You could be spending 12 months abroad without decent chocolate. Make sure you take initial supplies and get an emergency supplier (usually your Mum) lined up to see you through those tough times.
Mmmmm, chocolate... (Photo: Rocknroll Guitar)
You’ll justify it to yourself that you’ll need it to do lesson plans. In reality, you’ll need it to spend hours chatting to your friends on Skype, wasting time on Facebook and blogging on Chalkboard.
As well as using it to decorate your new abode (what?! It’s what every home needs…), it’s worth putting in your case, as you’ll inevitably need your TEFL certificate for some bureaucratic nonsense or other. And if you haven’t found a job yet, waving that magic piece of paper under people’s noses will open a lot of doors.
Cosmo’s 101 Ways to Make That Cute Guy Swoon probably won’t last you an entire teaching contract. However a good stash of magazines (no, not that kind…) are brilliant bargaining chips and also great to use as lesson resources/inspiration.
5. Pictures from home
If you’re not interested in using your TEFL certificate to decorate your walls with, pictures of your friends, family, home-town, cat etc are nice reminders of what’s waiting for you back home. Plus, they’re great starters for classes on family, pets, appearances or, if your party snap-shots are anything like mine, the dangers of binge-drinking.
If you’re female (or just like a spot of cross-dressing) and heading outside of Europe, you might want to take spares of your favourite make-up when you head abroad, especially foundation and concealer, which will be difficult to get in your skin tone.
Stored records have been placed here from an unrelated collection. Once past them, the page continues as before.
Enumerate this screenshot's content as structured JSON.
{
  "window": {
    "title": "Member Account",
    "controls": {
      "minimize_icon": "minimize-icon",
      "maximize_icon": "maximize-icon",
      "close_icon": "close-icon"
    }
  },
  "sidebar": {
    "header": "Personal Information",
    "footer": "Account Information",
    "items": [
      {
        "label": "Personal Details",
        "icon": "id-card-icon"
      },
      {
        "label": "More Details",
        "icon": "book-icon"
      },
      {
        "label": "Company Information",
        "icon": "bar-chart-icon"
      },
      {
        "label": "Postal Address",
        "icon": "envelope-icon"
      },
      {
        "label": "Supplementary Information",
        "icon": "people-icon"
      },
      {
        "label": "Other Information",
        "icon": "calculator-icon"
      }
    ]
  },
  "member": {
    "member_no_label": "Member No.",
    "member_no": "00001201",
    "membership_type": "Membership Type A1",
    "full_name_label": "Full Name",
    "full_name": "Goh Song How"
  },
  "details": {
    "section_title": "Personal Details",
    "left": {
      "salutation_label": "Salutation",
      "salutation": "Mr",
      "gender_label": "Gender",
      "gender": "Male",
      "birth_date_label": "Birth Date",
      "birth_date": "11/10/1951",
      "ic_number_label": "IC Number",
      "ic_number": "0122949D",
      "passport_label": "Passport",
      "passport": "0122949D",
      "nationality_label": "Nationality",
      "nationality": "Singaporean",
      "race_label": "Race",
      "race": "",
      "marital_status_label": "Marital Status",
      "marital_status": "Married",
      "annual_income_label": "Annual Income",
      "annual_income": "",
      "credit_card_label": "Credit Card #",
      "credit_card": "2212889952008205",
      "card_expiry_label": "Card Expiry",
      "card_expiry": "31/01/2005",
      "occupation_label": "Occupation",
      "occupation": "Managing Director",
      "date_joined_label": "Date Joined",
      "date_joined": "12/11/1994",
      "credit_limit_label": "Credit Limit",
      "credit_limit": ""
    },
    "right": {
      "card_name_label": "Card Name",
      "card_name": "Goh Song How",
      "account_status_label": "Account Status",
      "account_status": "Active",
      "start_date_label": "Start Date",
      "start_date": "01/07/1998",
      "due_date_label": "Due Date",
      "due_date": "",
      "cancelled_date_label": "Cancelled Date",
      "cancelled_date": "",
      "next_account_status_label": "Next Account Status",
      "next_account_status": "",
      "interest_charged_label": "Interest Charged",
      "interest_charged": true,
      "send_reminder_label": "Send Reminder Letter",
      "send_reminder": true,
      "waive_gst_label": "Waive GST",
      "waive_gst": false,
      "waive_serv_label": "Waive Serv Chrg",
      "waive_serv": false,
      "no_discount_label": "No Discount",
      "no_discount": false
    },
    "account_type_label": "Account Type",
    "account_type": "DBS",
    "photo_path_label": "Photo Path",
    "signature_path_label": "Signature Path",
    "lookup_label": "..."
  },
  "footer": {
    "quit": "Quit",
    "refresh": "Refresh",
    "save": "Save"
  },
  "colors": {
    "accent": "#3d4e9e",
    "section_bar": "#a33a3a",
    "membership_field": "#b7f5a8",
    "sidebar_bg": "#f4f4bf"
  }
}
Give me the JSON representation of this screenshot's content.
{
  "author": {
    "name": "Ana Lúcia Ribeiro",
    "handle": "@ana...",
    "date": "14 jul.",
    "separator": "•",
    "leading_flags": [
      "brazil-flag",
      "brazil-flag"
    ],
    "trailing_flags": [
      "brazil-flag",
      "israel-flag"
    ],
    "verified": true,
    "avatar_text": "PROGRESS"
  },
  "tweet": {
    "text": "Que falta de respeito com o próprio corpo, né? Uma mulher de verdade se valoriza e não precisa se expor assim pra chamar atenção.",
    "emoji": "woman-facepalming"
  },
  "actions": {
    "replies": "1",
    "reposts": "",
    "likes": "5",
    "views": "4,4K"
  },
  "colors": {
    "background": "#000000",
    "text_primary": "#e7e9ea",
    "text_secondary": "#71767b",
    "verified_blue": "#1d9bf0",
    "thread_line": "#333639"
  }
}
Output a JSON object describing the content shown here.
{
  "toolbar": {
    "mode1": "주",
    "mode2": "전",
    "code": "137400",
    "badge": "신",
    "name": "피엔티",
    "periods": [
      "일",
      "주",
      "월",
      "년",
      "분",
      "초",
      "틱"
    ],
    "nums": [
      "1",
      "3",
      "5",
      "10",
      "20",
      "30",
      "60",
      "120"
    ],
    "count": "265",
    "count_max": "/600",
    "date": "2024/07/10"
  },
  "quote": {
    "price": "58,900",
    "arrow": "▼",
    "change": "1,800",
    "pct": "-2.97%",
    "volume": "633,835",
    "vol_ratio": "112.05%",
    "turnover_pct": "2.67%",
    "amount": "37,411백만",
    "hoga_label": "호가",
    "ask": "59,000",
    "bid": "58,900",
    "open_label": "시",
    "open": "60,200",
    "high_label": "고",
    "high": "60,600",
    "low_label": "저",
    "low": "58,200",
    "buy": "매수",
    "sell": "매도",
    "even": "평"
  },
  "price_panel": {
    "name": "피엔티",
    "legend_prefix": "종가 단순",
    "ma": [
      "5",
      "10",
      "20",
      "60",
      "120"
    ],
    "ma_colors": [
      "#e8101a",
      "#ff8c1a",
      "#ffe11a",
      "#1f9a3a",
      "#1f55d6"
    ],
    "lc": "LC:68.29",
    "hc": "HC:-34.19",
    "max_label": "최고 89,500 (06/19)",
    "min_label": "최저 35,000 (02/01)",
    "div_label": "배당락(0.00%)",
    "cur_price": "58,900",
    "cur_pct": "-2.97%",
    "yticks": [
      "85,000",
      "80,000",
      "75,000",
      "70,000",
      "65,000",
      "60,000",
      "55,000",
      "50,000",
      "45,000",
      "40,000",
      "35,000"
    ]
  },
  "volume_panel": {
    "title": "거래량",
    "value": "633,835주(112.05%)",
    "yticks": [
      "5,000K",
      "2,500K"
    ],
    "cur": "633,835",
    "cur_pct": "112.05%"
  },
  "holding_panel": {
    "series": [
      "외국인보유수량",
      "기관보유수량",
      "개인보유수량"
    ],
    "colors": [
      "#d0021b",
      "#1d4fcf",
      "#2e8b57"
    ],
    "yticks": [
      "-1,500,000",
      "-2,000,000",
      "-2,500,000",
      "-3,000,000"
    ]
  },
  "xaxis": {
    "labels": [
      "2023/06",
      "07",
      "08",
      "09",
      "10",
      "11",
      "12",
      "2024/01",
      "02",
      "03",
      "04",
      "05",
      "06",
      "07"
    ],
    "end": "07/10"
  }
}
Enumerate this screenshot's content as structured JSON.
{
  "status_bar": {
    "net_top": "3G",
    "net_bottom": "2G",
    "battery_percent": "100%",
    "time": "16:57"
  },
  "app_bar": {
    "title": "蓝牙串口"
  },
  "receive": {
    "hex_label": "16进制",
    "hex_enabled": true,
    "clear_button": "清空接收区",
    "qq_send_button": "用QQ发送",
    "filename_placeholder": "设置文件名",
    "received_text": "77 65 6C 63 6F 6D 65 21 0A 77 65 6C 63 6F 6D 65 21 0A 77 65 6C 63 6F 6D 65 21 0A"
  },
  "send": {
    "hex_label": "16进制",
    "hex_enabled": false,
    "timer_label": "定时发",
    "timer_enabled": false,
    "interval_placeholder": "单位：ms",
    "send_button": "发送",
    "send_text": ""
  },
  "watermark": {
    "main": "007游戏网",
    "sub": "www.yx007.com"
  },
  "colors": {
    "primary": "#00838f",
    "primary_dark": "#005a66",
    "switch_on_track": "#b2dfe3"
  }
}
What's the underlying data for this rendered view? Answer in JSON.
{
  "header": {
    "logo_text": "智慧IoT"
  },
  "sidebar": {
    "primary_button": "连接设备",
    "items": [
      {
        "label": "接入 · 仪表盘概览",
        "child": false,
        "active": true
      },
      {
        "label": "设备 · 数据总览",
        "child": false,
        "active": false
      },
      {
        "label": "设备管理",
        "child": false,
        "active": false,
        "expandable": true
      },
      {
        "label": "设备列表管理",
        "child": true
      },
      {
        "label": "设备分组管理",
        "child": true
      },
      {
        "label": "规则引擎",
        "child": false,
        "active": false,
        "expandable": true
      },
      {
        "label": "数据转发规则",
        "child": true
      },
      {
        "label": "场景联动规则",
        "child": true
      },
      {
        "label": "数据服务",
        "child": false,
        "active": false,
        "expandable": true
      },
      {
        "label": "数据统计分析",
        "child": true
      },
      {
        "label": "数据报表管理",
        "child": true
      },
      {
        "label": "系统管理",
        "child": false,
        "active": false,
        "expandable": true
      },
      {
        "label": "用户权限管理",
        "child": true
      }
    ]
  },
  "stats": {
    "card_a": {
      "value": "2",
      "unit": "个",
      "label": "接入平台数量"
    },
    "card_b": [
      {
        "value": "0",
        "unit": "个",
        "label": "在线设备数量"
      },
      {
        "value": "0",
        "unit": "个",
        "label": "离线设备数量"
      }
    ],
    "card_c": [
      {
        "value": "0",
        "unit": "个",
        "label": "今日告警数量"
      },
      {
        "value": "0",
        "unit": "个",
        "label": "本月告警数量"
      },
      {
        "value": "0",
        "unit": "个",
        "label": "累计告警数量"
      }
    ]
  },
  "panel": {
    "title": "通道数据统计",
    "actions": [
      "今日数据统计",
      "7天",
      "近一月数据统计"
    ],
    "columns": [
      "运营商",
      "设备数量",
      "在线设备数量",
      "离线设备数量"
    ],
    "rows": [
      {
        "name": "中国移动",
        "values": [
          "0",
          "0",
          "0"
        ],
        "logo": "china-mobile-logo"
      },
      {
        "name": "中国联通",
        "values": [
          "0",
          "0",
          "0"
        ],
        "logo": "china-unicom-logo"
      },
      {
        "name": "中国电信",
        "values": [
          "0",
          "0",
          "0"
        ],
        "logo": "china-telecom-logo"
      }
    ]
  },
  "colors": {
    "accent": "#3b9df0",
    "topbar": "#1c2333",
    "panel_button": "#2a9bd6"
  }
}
If you’re heading to Asia especially, a lot of the moisturisers will contain bleaching agents. If, like me, you’re pale enough already these are a big no-no. Other moisturisers can be really expensive, so it’s worth taking a big bottle of your own.
To be honest though, as long as you take some ideas, enthusiasm and a LOT of patience, you’ll be able to survive – but the chocolate does come in handy…
What do you think is the most important thing to take abroad?